Lottery is an opportunity to win money by drawing numbers. The word lottery is believed to derive from the Middle Dutch word lot, or loterie, referring to the drawing of lots for prizes. Modern lotteries are largely state-sponsored and operated. They offer a variety of prize categories, such as cash and goods, including cars and homes. Some states also offer scratch-off tickets. Lotteries are popular around the world, and are often considered to be a source of social mobility and economic development. They are also seen as a source of recreation and entertainment for many people. However, there are several disadvantages to lottery play. People who play the lottery can end up spending more than they win in prizes, and can experience irrational gambling behavior. They can also be drawn into believing in magical thinking and unrealistic expectations. In addition, playing the lottery can lead to addiction and financial ruin for some people.

State governments have used the lottery to generate broad public support and revenue in an environment of anti-tax sentiment. Although lottery profits can help supplement state budgets, they are not a reliable source of income and have been known to be subject to volatile fluctuations. In addition, the lottery industry has pushed into new games and advertising strategies in an effort to increase revenues. It is difficult to reconcile these interests with the needs of low-income and minority communities, where lottery participation is highest.

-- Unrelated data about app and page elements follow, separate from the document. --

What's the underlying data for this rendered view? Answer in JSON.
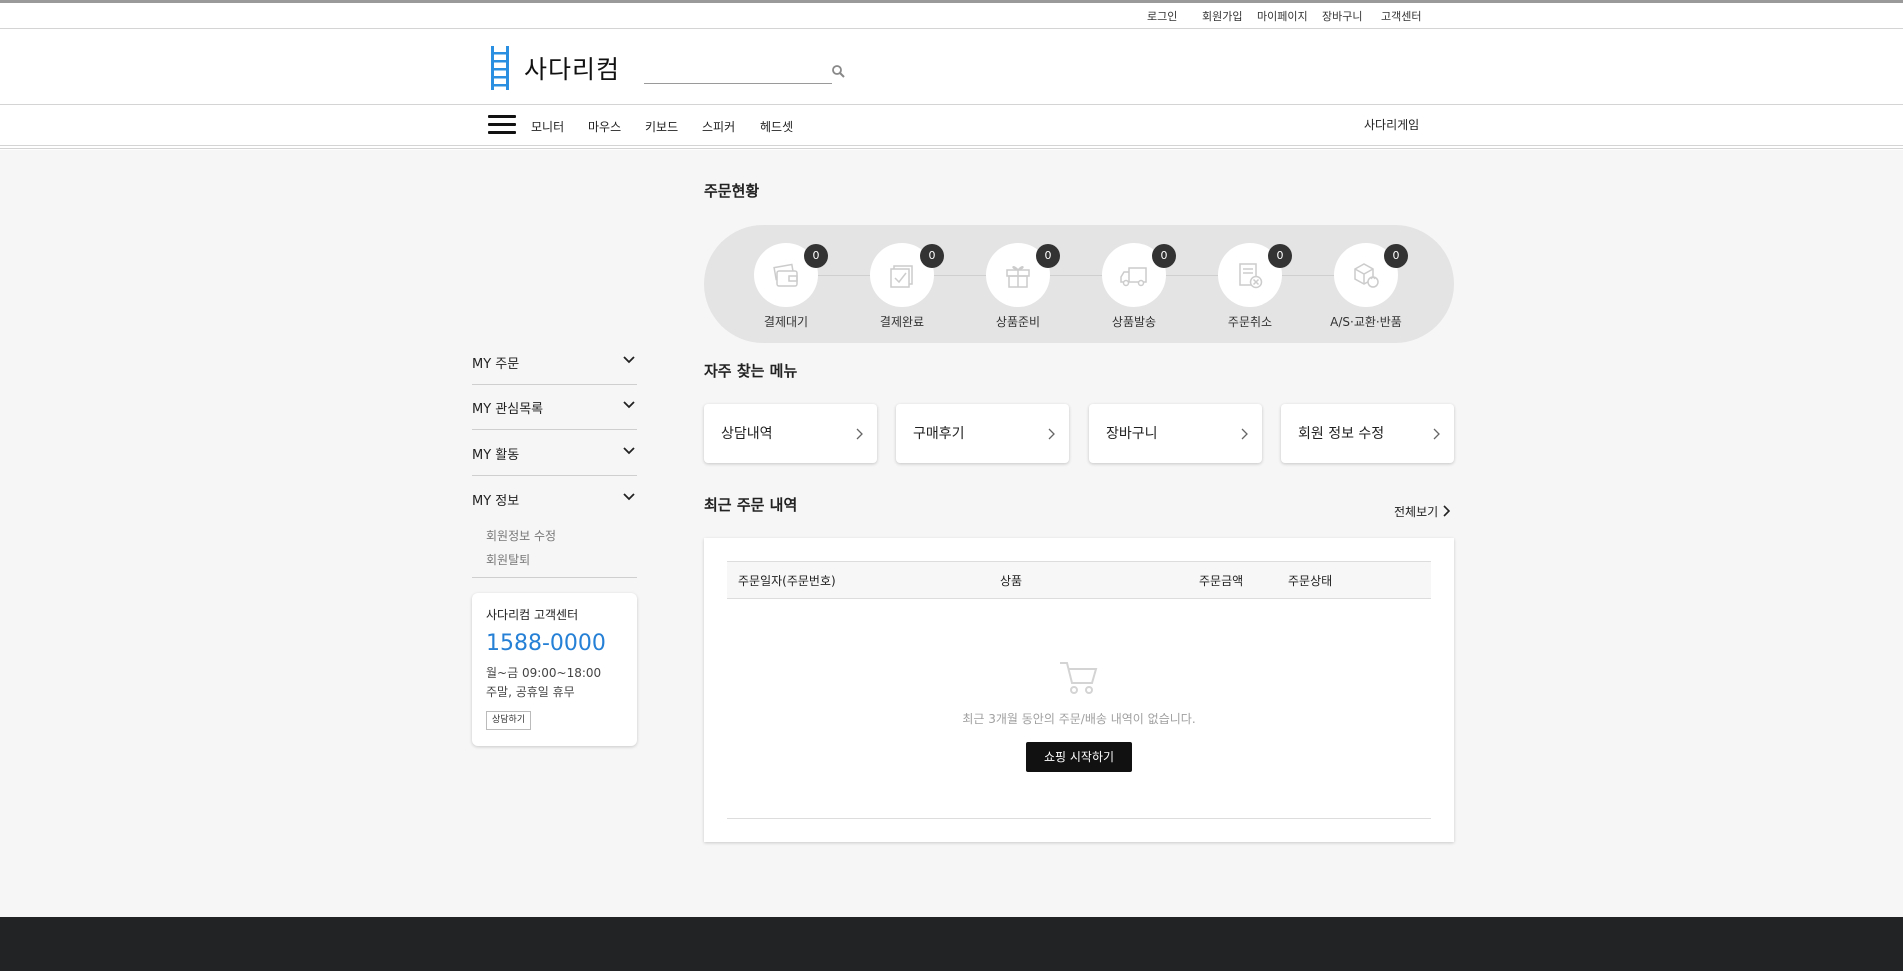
{
  "util_links": [
    "로그인",
    "회원가입",
    "마이페이지",
    "장바구니",
    "고객센터"
  ],
  "header": {
    "logo_text": "사다리컴",
    "search_value": "",
    "brand_color": "#2a8fe0"
  },
  "nav": {
    "categories": [
      "모니터",
      "마우스",
      "키보드",
      "스피커",
      "헤드셋"
    ],
    "right_link": "사다리게임"
  },
  "sidebar": {
    "items": [
      {
        "label": "MY 주문",
        "icon": "chevron-down-icon"
      },
      {
        "label": "MY 관심목록",
        "icon": "chevron-down-icon"
      },
      {
        "label": "MY 활동",
        "icon": "chevron-down-icon"
      },
      {
        "label": "MY 정보",
        "icon": "chevron-down-icon"
      }
    ],
    "sub_items": [
      "회원정보 수정",
      "회원탈퇴"
    ],
    "customer_center": {
      "title": "사다리컴 고객센터",
      "phone": "1588-0000",
      "hours": "월~금 09:00~18:00",
      "weekend": "주말, 공휴일 휴무",
      "button": "상담하기",
      "phone_color": "#2580d6"
    }
  },
  "order_status": {
    "title": "주문현황",
    "steps": [
      {
        "label": "결제대기",
        "count": "0",
        "icon": "wallet-icon"
      },
      {
        "label": "결제완료",
        "count": "0",
        "icon": "checkbox-icon"
      },
      {
        "label": "상품준비",
        "count": "0",
        "icon": "gift-icon"
      },
      {
        "label": "상품발송",
        "count": "0",
        "icon": "truck-icon"
      },
      {
        "label": "주문취소",
        "count": "0",
        "icon": "cancel-document-icon"
      },
      {
        "label": "A/S·교환·반품",
        "count": "0",
        "icon": "return-box-icon"
      }
    ]
  },
  "quick_menu": {
    "title": "자주 찾는 메뉴",
    "items": [
      "상담내역",
      "구매후기",
      "장바구니",
      "회원 정보 수정"
    ]
  },
  "recent_orders": {
    "title": "최근 주문 내역",
    "view_all": "전체보기",
    "columns": [
      "주문일자(주문번호)",
      "상품",
      "주문금액",
      "주문상태"
    ],
    "empty_text": "최근 3개월 동안의 주문/배송 내역이 없습니다.",
    "empty_icon": "shopping-cart-icon",
    "shop_button": "쇼핑 시작하기"
  }
}
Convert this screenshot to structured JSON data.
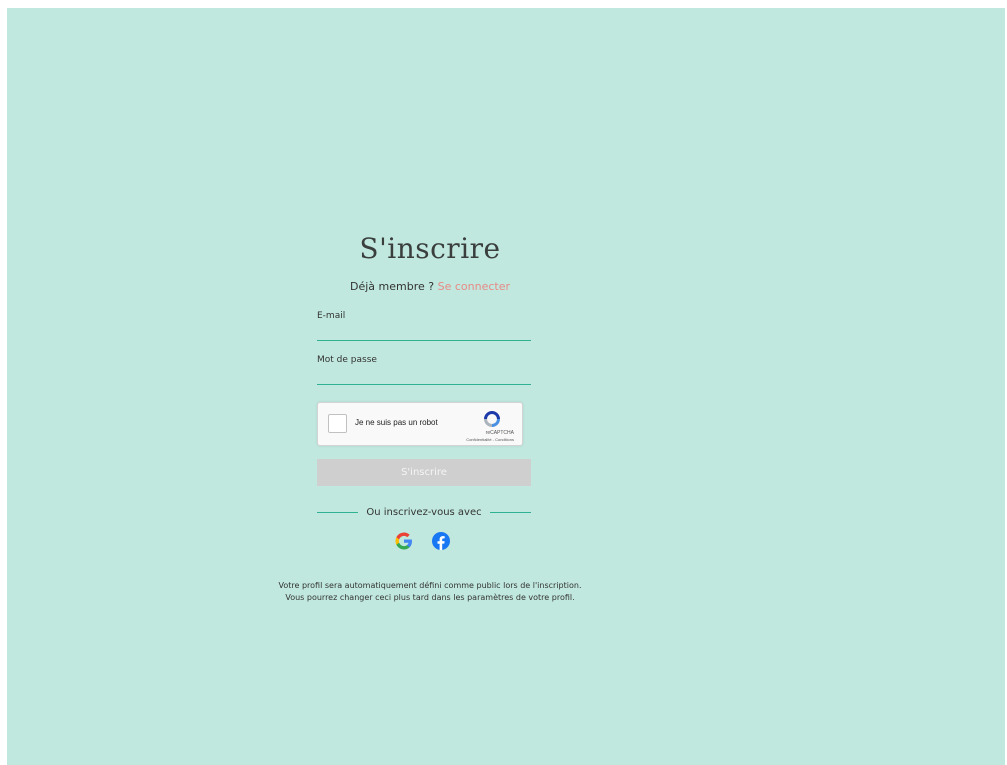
{
  "signup": {
    "title": "S'inscrire",
    "already_member": "Déjà membre ?",
    "login_link": "Se connecter",
    "email_label": "E-mail",
    "password_label": "Mot de passe",
    "submit_label": "S'inscrire",
    "divider_text": "Ou inscrivez-vous avec",
    "notice_line1": "Votre profil sera automatiquement défini comme public lors de l'inscription.",
    "notice_line2": "Vous pourrez changer ceci plus tard dans les paramètres de votre profil."
  },
  "recaptcha": {
    "label": "Je ne suis pas un robot",
    "brand": "reCAPTCHA",
    "terms": "Confidentialité - Conditions"
  },
  "social": {
    "google_icon": "google-icon",
    "facebook_icon": "facebook-icon"
  },
  "colors": {
    "background": "#c0e8de",
    "accent": "#2fb291",
    "link": "#e88a86",
    "button_disabled": "#cfcfcf"
  }
}
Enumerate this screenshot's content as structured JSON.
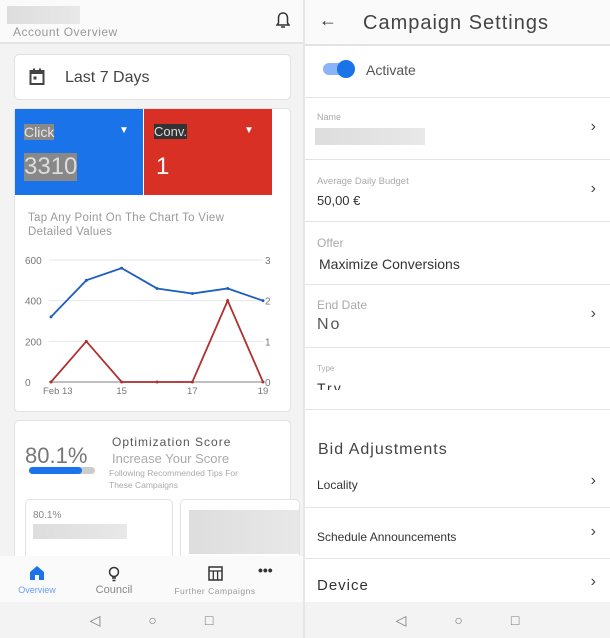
{
  "left": {
    "header": {
      "subtitle": "Account Overview",
      "icon": "bell-icon"
    },
    "date_range": {
      "icon": "calendar-icon",
      "label": "Last 7 Days"
    },
    "metrics": [
      {
        "label": "Click",
        "value": "3310",
        "color": "#1a73e8"
      },
      {
        "label": "Conv.",
        "value": "1",
        "color": "#d93025"
      }
    ],
    "chart_hint": "Tap Any Point On The Chart To View Detailed Values",
    "chart_data": {
      "type": "line",
      "x": [
        "Feb 13",
        "Feb 14",
        "Feb 15",
        "Feb 16",
        "Feb 17",
        "Feb 18",
        "Feb 19"
      ],
      "x_tick_labels": [
        "Feb 13",
        "15",
        "17",
        "19"
      ],
      "left_ticks": [
        "0",
        "200",
        "400",
        "600"
      ],
      "right_ticks": [
        "0",
        "1",
        "2",
        "3"
      ],
      "ylim_left": [
        0,
        600
      ],
      "ylim_right": [
        0,
        3
      ],
      "grid": true,
      "series": [
        {
          "axis": "left",
          "color": "#1f5fbf",
          "values": [
            320,
            500,
            560,
            460,
            435,
            460,
            400
          ]
        },
        {
          "axis": "right",
          "color": "#b03030",
          "values": [
            0,
            1,
            0,
            0,
            0,
            2,
            0
          ]
        }
      ]
    },
    "optimization": {
      "score": "80.1%",
      "score_fraction": 0.801,
      "title": "Optimization Score",
      "subtitle": "Increase Your Score",
      "desc": "Following Recommended Tips For These Campaigns",
      "mini_score": "80.1%"
    },
    "bottom_nav": [
      {
        "label": "Overview",
        "icon": "home-icon",
        "active": true
      },
      {
        "label": "Council",
        "icon": "lightbulb-icon"
      },
      {
        "label": "Further Campaigns",
        "icon": "table-icon"
      },
      {
        "label": "",
        "icon": "more-icon"
      }
    ]
  },
  "right": {
    "header": {
      "title": "Campaign Settings",
      "icon": "back-arrow-icon"
    },
    "toggle": {
      "label": "Activate",
      "on": true
    },
    "fields": [
      {
        "label": "Name",
        "value": ""
      },
      {
        "label": "Average Daily Budget",
        "value": "50,00 €"
      },
      {
        "label": "Offer",
        "value": "Maximize Conversions"
      },
      {
        "label": "End Date",
        "value": "No"
      },
      {
        "label": "Type",
        "value": "Try"
      }
    ],
    "section_title": "Bid Adjustments",
    "adjustments": [
      "Locality",
      "Schedule Announcements",
      "Device"
    ]
  },
  "system_nav": [
    "back-icon",
    "home-circle-icon",
    "recents-icon"
  ]
}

The main argument in favor of lotteries is that they are a painless source of state revenue, generated by players voluntarily spending their money. This argument has a powerful appeal, particularly in a post-World War II climate of anti-tax sentiment. But it is misguided. Lottery revenues are unrelated to a state’s objective fiscal situation, and in some cases, the proceeds from the lottery have been used for purposes other than the advertised program.

As a result, state lotteries are increasingly at cross-purposes with the wider public interest. In addition, the proliferation of new gaming options is raising concerns about addiction and societal harms. While some states are regulating the new gaming opportunities, others are banning them.

The underlying issue is that state lotteries are run as a business, with an emphasis on maximizing revenues through advertising and sales to targeted groups. Whether or not this is ethical, the fact is that it promotes gambling and can have negative consequences for poor people, problem gamblers, and other vulnerable populations. Moreover, promoting gambling undermines the legitimacy of state authority and creates a dependency on revenue that may be hard to break. Moreover, the development of state lottery policies is piecemeal and incremental, and little general oversight exists. This is a classic case of government at cross-purposes with the public good. A policy of this kind is likely to be vulnerable to ongoing evolutionary change. The broader public will be left to grapple with its consequences.